Data extracted from a collection:
----------------------------------------
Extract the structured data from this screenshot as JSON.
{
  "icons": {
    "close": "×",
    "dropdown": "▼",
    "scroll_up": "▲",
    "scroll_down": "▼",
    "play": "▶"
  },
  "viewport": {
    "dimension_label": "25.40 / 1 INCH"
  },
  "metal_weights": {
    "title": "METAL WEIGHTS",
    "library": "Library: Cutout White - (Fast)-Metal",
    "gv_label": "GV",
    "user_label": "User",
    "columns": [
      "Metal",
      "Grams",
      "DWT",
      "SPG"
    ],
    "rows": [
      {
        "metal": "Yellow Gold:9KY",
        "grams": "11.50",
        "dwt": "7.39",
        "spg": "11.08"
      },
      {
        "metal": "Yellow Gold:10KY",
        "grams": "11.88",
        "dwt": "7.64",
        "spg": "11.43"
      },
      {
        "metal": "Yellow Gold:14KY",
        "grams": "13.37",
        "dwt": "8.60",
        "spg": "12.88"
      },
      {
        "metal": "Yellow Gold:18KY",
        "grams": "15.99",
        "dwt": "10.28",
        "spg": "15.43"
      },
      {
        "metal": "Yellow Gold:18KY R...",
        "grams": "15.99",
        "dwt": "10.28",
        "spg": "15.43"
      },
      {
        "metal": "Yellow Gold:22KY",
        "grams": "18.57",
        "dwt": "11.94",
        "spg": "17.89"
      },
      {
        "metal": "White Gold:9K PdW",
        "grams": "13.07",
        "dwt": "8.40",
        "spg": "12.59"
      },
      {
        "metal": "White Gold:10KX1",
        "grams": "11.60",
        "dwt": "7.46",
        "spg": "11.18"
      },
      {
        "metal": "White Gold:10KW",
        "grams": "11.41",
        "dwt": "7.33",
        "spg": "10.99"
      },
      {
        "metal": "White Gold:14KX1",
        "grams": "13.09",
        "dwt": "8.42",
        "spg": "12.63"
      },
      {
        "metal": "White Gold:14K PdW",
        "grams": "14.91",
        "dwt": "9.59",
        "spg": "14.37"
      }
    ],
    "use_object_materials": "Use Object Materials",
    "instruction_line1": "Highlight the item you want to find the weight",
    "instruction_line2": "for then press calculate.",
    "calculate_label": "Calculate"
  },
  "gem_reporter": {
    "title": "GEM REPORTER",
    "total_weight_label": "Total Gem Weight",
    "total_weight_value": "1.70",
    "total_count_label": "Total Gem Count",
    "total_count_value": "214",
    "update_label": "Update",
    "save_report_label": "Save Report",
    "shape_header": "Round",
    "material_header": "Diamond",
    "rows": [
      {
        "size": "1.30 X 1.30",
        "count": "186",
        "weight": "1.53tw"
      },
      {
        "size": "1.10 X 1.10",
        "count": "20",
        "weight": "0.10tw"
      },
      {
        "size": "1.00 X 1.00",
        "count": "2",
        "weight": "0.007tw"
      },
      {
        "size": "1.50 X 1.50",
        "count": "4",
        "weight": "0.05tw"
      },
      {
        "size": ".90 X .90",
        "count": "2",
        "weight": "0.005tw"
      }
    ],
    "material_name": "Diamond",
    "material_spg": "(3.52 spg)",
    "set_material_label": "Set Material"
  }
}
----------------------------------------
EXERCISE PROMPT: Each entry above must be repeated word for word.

YOUR SOLUTION:
Extract the structured data from this screenshot as JSON.
{
  "icons": {
    "close": "×",
    "dropdown": "▼",
    "scroll_up": "▲",
    "scroll_down": "▼",
    "play": "▶"
  },
  "viewport": {
    "dimension_label": "25.40 / 1 INCH"
  },
  "metal_weights": {
    "title": "METAL WEIGHTS",
    "library": "Library: Cutout White - (Fast)-Metal",
    "gv_label": "GV",
    "user_label": "User",
    "columns": [
      "Metal",
      "Grams",
      "DWT",
      "SPG"
    ],
    "rows": [
      {
        "metal": "Yellow Gold:9KY",
        "grams": "11.50",
        "dwt": "7.39",
        "spg": "11.08"
      },
      {
        "metal": "Yellow Gold:10KY",
        "grams": "11.88",
        "dwt": "7.64",
        "spg": "11.43"
      },
      {
        "metal": "Yellow Gold:14KY",
        "grams": "13.37",
        "dwt": "8.60",
        "spg": "12.88"
      },
      {
        "metal": "Yellow Gold:18KY",
        "grams": "15.99",
        "dwt": "10.28",
        "spg": "15.43"
      },
      {
        "metal": "Yellow Gold:18KY R...",
        "grams": "15.99",
        "dwt": "10.28",
        "spg": "15.43"
      },
      {
        "metal": "Yellow Gold:22KY",
        "grams": "18.57",
        "dwt": "11.94",
        "spg": "17.89"
      },
      {
        "metal": "White Gold:9K PdW",
        "grams": "13.07",
        "dwt": "8.40",
        "spg": "12.59"
      },
      {
        "metal": "White Gold:10KX1",
        "grams": "11.60",
        "dwt": "7.46",
        "spg": "11.18"
      },
      {
        "metal": "White Gold:10KW",
        "grams": "11.41",
        "dwt": "7.33",
        "spg": "10.99"
      },
      {
        "metal": "White Gold:14KX1",
        "grams": "13.09",
        "dwt": "8.42",
        "spg": "12.63"
      },
      {
        "metal": "White Gold:14K PdW",
        "grams": "14.91",
        "dwt": "9.59",
        "spg": "14.37"
      }
    ],
    "use_object_materials": "Use Object Materials",
    "instruction_line1": "Highlight the item you want to find the weight",
    "instruction_line2": "for then press calculate.",
    "calculate_label": "Calculate"
  },
  "gem_reporter": {
    "title": "GEM REPORTER",
    "total_weight_label": "Total Gem Weight",
    "total_weight_value": "1.70",
    "total_count_label": "Total Gem Count",
    "total_count_value": "214",
    "update_label": "Update",
    "save_report_label": "Save Report",
    "shape_header": "Round",
    "material_header": "Diamond",
    "rows": [
      {
        "size": "1.30 X 1.30",
        "count": "186",
        "weight": "1.53tw"
      },
      {
        "size": "1.10 X 1.10",
        "count": "20",
        "weight": "0.10tw"
      },
      {
        "size": "1.00 X 1.00",
        "count": "2",
        "weight": "0.007tw"
      },
      {
        "size": "1.50 X 1.50",
        "count": "4",
        "weight": "0.05tw"
      },
      {
        "size": ".90 X .90",
        "count": "2",
        "weight": "0.005tw"
      }
    ],
    "material_name": "Diamond",
    "material_spg": "(3.52 spg)",
    "set_material_label": "Set Material"
  }
}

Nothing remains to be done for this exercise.